Thai Airways International (THAI) plans to borrow a total of 29 billion baht from local financial institutions to refinance short-term loans and use as working capital.
Surachai Tansitpong, permanent secretary of the Ministry of Transport on his behalf of the chairman of the national flag carrier’s board of directors, yesterday said THAI had been affected by economic downturn and the recent week-long siege of Suvarnabhumi and Don Mueang airports by anti-government protesters, bringing down its liquidity during the peak tourist season last year by about 20-30 percent.
The THAI chairman said the airline must borrow 29 billion baht on a long-term basis, expected to be from state-operated Krung Thai Bank, the Government Savings Bank or the Islamic Bank of Thailand.
He disclosed that the THAI’s board of directors has already approved borrowing 10 billion baht while the approval of the balance will be sought soon.

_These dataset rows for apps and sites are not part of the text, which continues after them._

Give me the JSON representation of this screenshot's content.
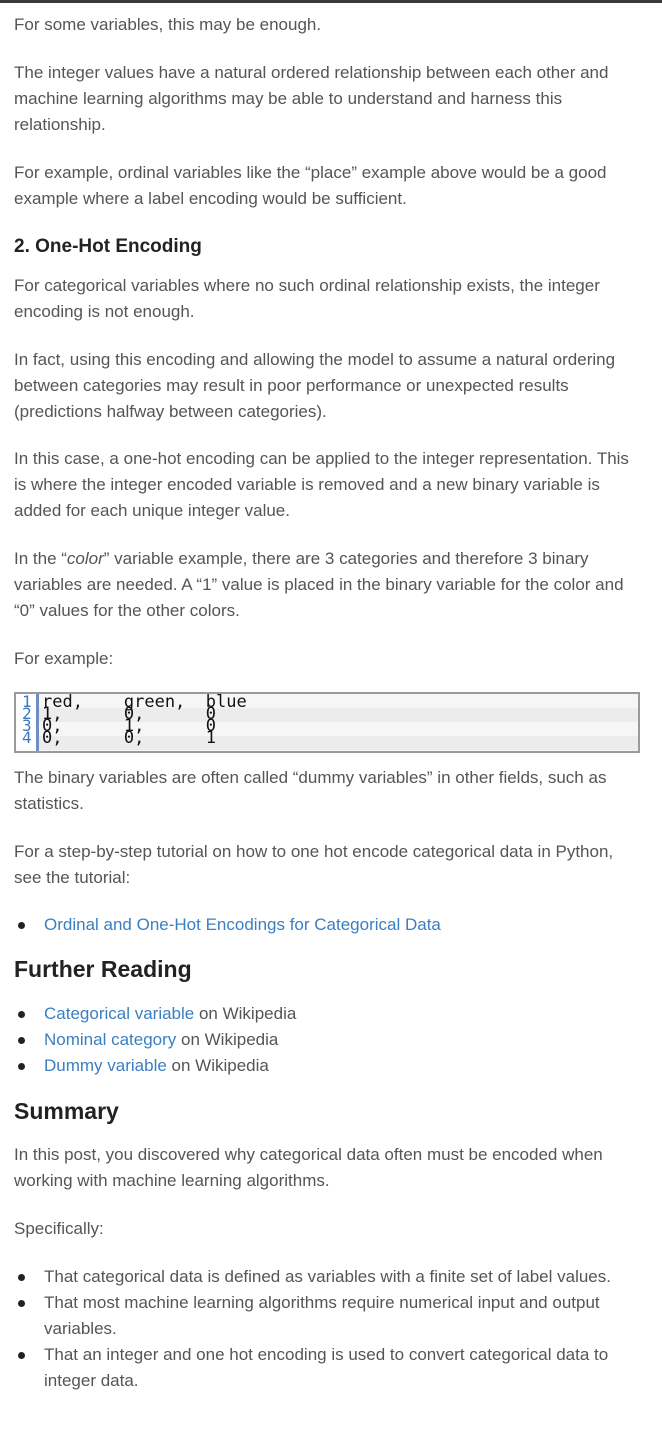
{
  "para1": "For some variables, this may be enough.",
  "para2": "The integer values have a natural ordered relationship between each other and machine learning algorithms may be able to understand and harness this relationship.",
  "para3": "For example, ordinal variables like the “place” example above would be a good example where a label encoding would be sufficient.",
  "heading_onehot": "2. One-Hot Encoding",
  "para4": "For categorical variables where no such ordinal relationship exists, the integer encoding is not enough.",
  "para5": "In fact, using this encoding and allowing the model to assume a natural ordering between categories may result in poor performance or unexpected results (predictions halfway between categories).",
  "para6": "In this case, a one-hot encoding can be applied to the integer representation. This is where the integer encoded variable is removed and a new binary variable is added for each unique integer value.",
  "para7": {
    "before": "In the “",
    "em": "color",
    "after": "” variable example, there are 3 categories and therefore 3 binary variables are needed. A “1” value is placed in the binary variable for the color and “0” values for the other colors."
  },
  "para8": "For example:",
  "code": {
    "line_numbers": [
      "1",
      "2",
      "3",
      "4"
    ],
    "lines": [
      "red,    green,  blue",
      "1,      0,      0",
      "0,      1,      0",
      "0,      0,      1"
    ]
  },
  "para9": "The binary variables are often called “dummy variables” in other fields, such as statistics.",
  "para10": "For a step-by-step tutorial on how to one hot encode categorical data in Python, see the tutorial:",
  "tutorial_link": "Ordinal and One-Hot Encodings for Categorical Data",
  "heading_further": "Further Reading",
  "further_items": [
    {
      "link": "Categorical variable",
      "suffix": " on Wikipedia"
    },
    {
      "link": "Nominal category",
      "suffix": " on Wikipedia"
    },
    {
      "link": "Dummy variable",
      "suffix": " on Wikipedia"
    }
  ],
  "heading_summary": "Summary",
  "para11": "In this post, you discovered why categorical data often must be encoded when working with machine learning algorithms.",
  "para12": "Specifically:",
  "summary_items": [
    "That categorical data is defined as variables with a finite set of label values.",
    "That most machine learning algorithms require numerical input and output variables.",
    "That an integer and one hot encoding is used to convert categorical data to integer data."
  ]
}
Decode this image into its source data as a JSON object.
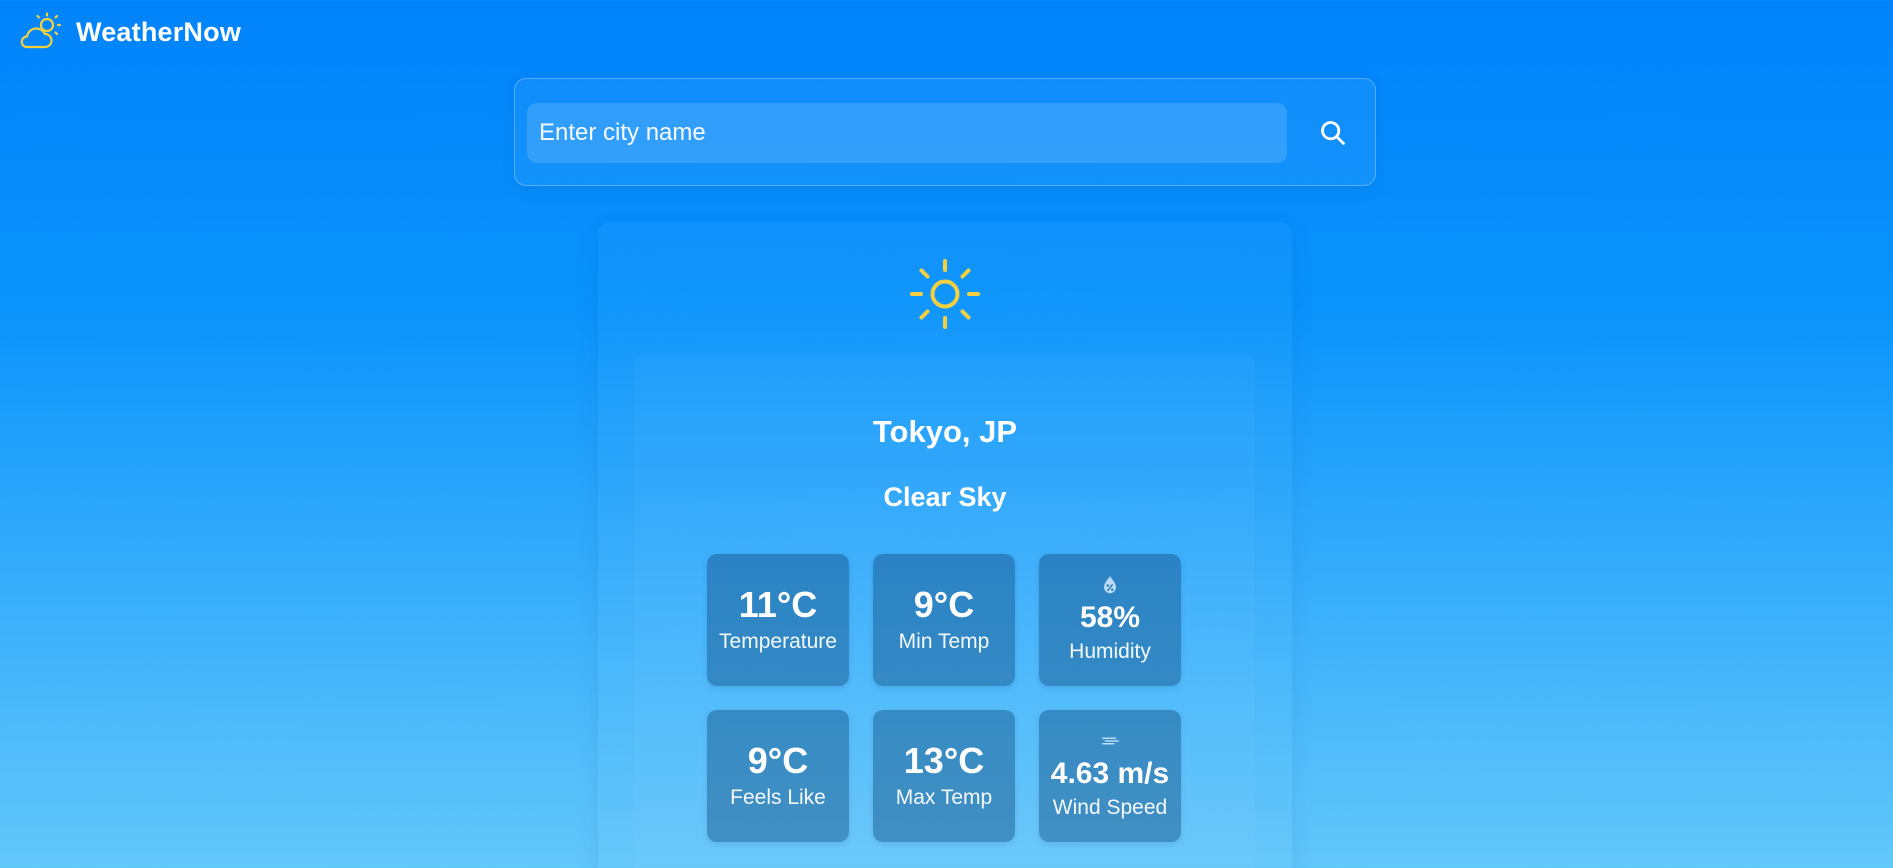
{
  "app": {
    "name": "WeatherNow",
    "logo_icon": "cloud-sun-icon",
    "accent_color": "#f4d03f"
  },
  "search": {
    "placeholder": "Enter city name",
    "value": "",
    "button_icon": "search-icon"
  },
  "weather": {
    "icon": "sun-icon",
    "city": "Tokyo, JP",
    "condition": "Clear Sky",
    "stats": {
      "temperature": {
        "value": "11°C",
        "label": "Temperature"
      },
      "min_temp": {
        "value": "9°C",
        "label": "Min Temp"
      },
      "humidity": {
        "value": "58%",
        "label": "Humidity",
        "icon": "humidity-drop-icon"
      },
      "feels_like": {
        "value": "9°C",
        "label": "Feels Like"
      },
      "max_temp": {
        "value": "13°C",
        "label": "Max Temp"
      },
      "wind_speed": {
        "value": "4.63 m/s",
        "label": "Wind Speed",
        "icon": "wind-icon"
      }
    }
  }
}
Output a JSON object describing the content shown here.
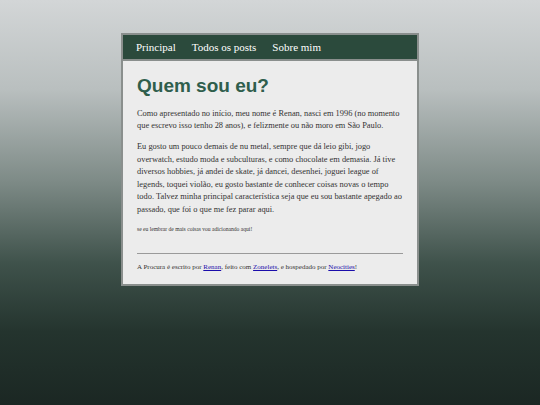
{
  "nav": [
    {
      "label": "Principal"
    },
    {
      "label": "Todos os posts"
    },
    {
      "label": "Sobre mim"
    }
  ],
  "title": "Quem sou eu?",
  "paragraphs": [
    "Como apresentado no início, meu nome é Renan, nasci em 1996 (no momento que escrevo isso tenho 28 anos), e felizmente ou não moro em São Paulo.",
    "Eu gosto um pouco demais de nu metal, sempre que dá leio gibi, jogo overwatch, estudo moda e subculturas, e como chocolate em demasia. Já tive diversos hobbies, já andei de skate, já dancei, desenhei, joguei league of legends, toquei violão, eu gosto bastante de conhecer coisas novas o tempo todo. Talvez minha principal característica seja que eu sou bastante apegado ao passado, que foi o que me fez parar aqui."
  ],
  "note": "se eu lembrar de mais coisas vou adicionando aqui!",
  "footer": [
    {
      "kind": "text",
      "text": "A Procura é escrito por "
    },
    {
      "kind": "link",
      "text": "Renan"
    },
    {
      "kind": "text",
      "text": ", feito com "
    },
    {
      "kind": "link",
      "text": "Zonelets"
    },
    {
      "kind": "text",
      "text": ", e hospedado por "
    },
    {
      "kind": "link",
      "text": "Neocities"
    },
    {
      "kind": "text",
      "text": "!"
    }
  ]
}
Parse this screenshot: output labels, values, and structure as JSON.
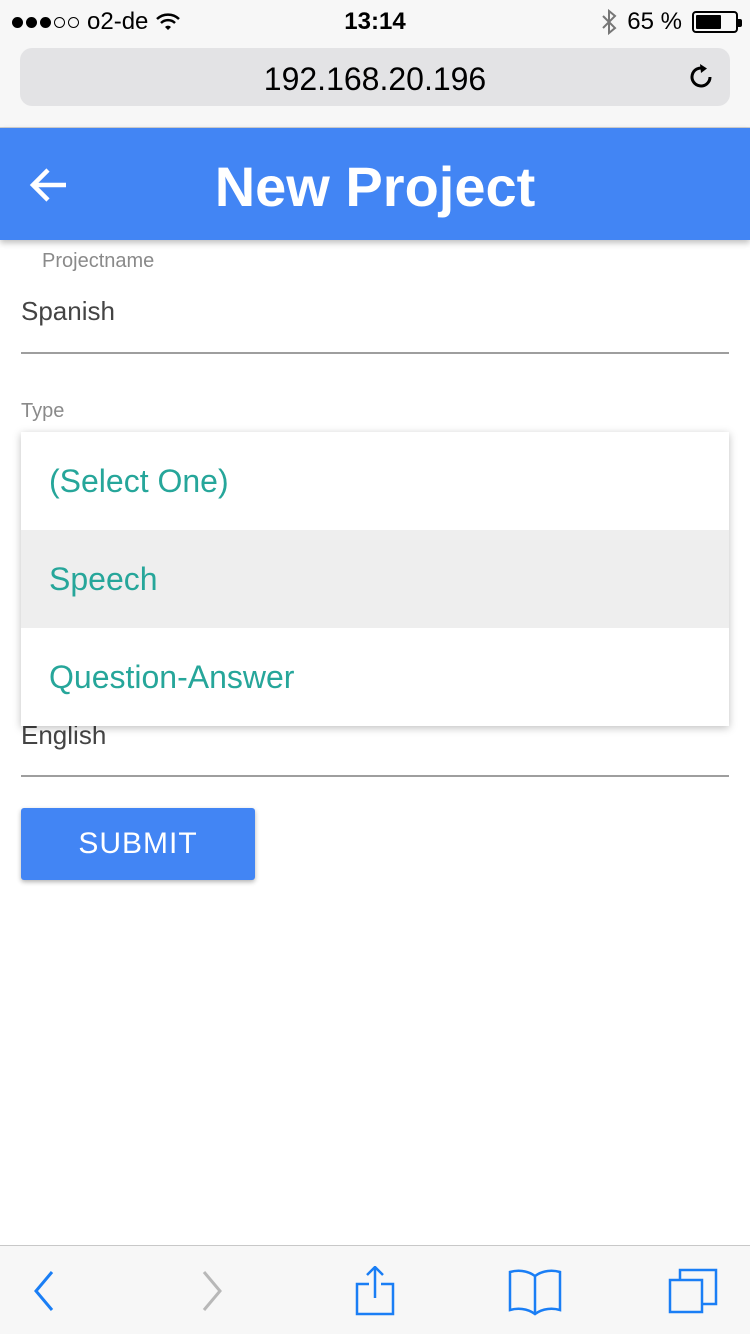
{
  "status_bar": {
    "carrier": "o2-de",
    "time": "13:14",
    "battery_text": "65 %",
    "battery_level": 0.65,
    "signal_bars_filled": 3,
    "signal_bars_total": 5
  },
  "browser": {
    "url": "192.168.20.196"
  },
  "app_bar": {
    "title": "New Project",
    "color": "#4285f4"
  },
  "form": {
    "projectname": {
      "label": "Projectname",
      "value": "Spanish"
    },
    "type": {
      "label": "Type",
      "options": [
        "(Select One)",
        "Speech",
        "Question-Answer"
      ],
      "highlighted_option": "Speech"
    },
    "language": {
      "value": "English"
    },
    "submit_label": "SUBMIT"
  },
  "colors": {
    "accent": "#4285f4",
    "option_text": "#26a69a"
  },
  "toolbar": {
    "icons": [
      "back-icon",
      "forward-icon",
      "share-icon",
      "bookmarks-icon",
      "tabs-icon"
    ]
  }
}
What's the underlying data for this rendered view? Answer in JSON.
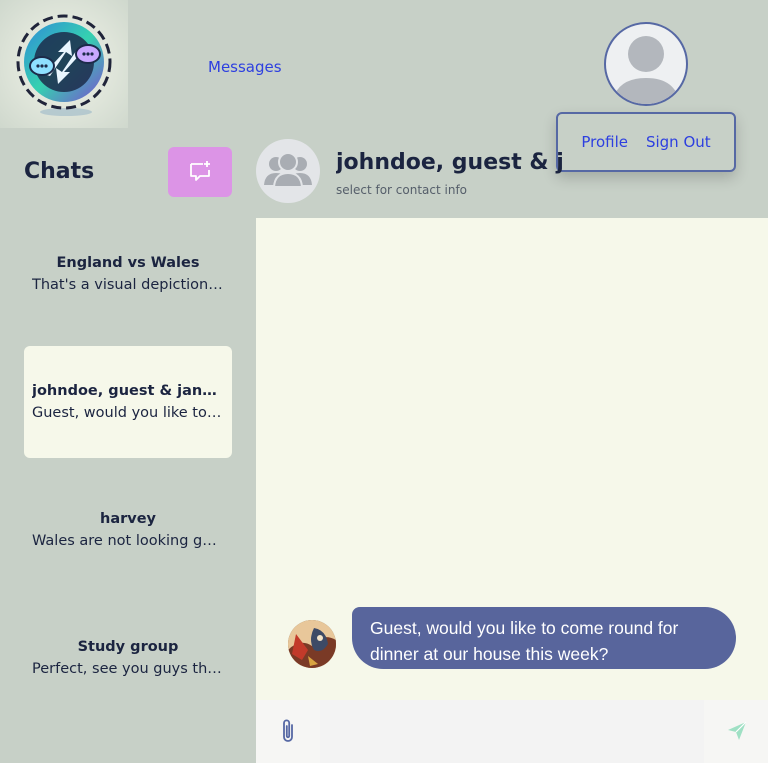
{
  "header": {
    "nav_link": "Messages",
    "menu": {
      "profile": "Profile",
      "sign_out": "Sign Out"
    }
  },
  "sidebar": {
    "title": "Chats",
    "new_chat_icon": "new-message-icon",
    "chats": [
      {
        "name": "England vs Wales",
        "preview": "That's a visual depiction ...",
        "active": false
      },
      {
        "name": "johndoe, guest & janed...",
        "preview": "Guest, would you like to ...",
        "active": true
      },
      {
        "name": "harvey",
        "preview": "Wales are not looking go...",
        "active": false
      },
      {
        "name": "Study group",
        "preview": "Perfect, see you guys then!",
        "active": false
      }
    ]
  },
  "conversation": {
    "title": "johndoe, guest & janedoe",
    "subtitle": "select for contact info",
    "messages": [
      {
        "text": "Guest, would you like to come round for dinner at our house this week?"
      }
    ]
  },
  "composer": {
    "attach_icon": "paperclip-icon",
    "input_value": "",
    "send_icon": "send-icon"
  },
  "colors": {
    "sidebar_bg": "#c7d0c7",
    "chat_bg": "#f6f8ea",
    "accent": "#dc94e6",
    "bubble": "#58659c",
    "link": "#2d3fe0"
  }
}
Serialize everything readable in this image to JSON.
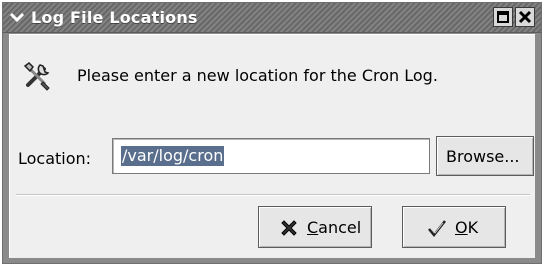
{
  "window": {
    "title": "Log File Locations",
    "menu_icon": "chevron-down-icon",
    "maximize_icon": "maximize-icon",
    "close_icon": "close-icon"
  },
  "prompt": {
    "icon": "tools-icon",
    "text": "Please enter a new location for the Cron Log."
  },
  "location": {
    "label": "Location:",
    "value": "/var/log/cron",
    "browse_label": "Browse..."
  },
  "buttons": {
    "cancel_icon": "cancel-icon",
    "cancel_mnemonic": "C",
    "cancel_rest": "ancel",
    "ok_icon": "ok-checkmark-icon",
    "ok_mnemonic": "O",
    "ok_rest": "K"
  },
  "colors": {
    "selection": "#5a6f8d",
    "titlebar": "#747474",
    "dialog_bg": "#efefef"
  }
}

In an attempt to lower the airline’s overhead, especially for board meetings and bonuses which amount to around Bt12 million annually, the THAI is ready to cut benefits to keep its operations afloat, Surachai said.
Meanwhile, Transport Minister Sopon Zarum said he had not yet decided or proposed to the government to change the entire THAI’s board although he has been considering such action as the national flag carrier is not making money, adding that if any board member feels unable to achieve the government’s target, a resignation would be welcome.
During the siege of Bangkok airports last year, the airline — owned about 51 percent by Ministry of Finance, 8.6 percent by Vayupak Fund 1 under MFC Asset Management Plc’s management, 8.6 by Vayupak Fund 1 under Krung Thai Asset Management Plc’s management and about 2.7 percent by the Government Savings Bank — stated that it expected to lose about 500 million baht a day.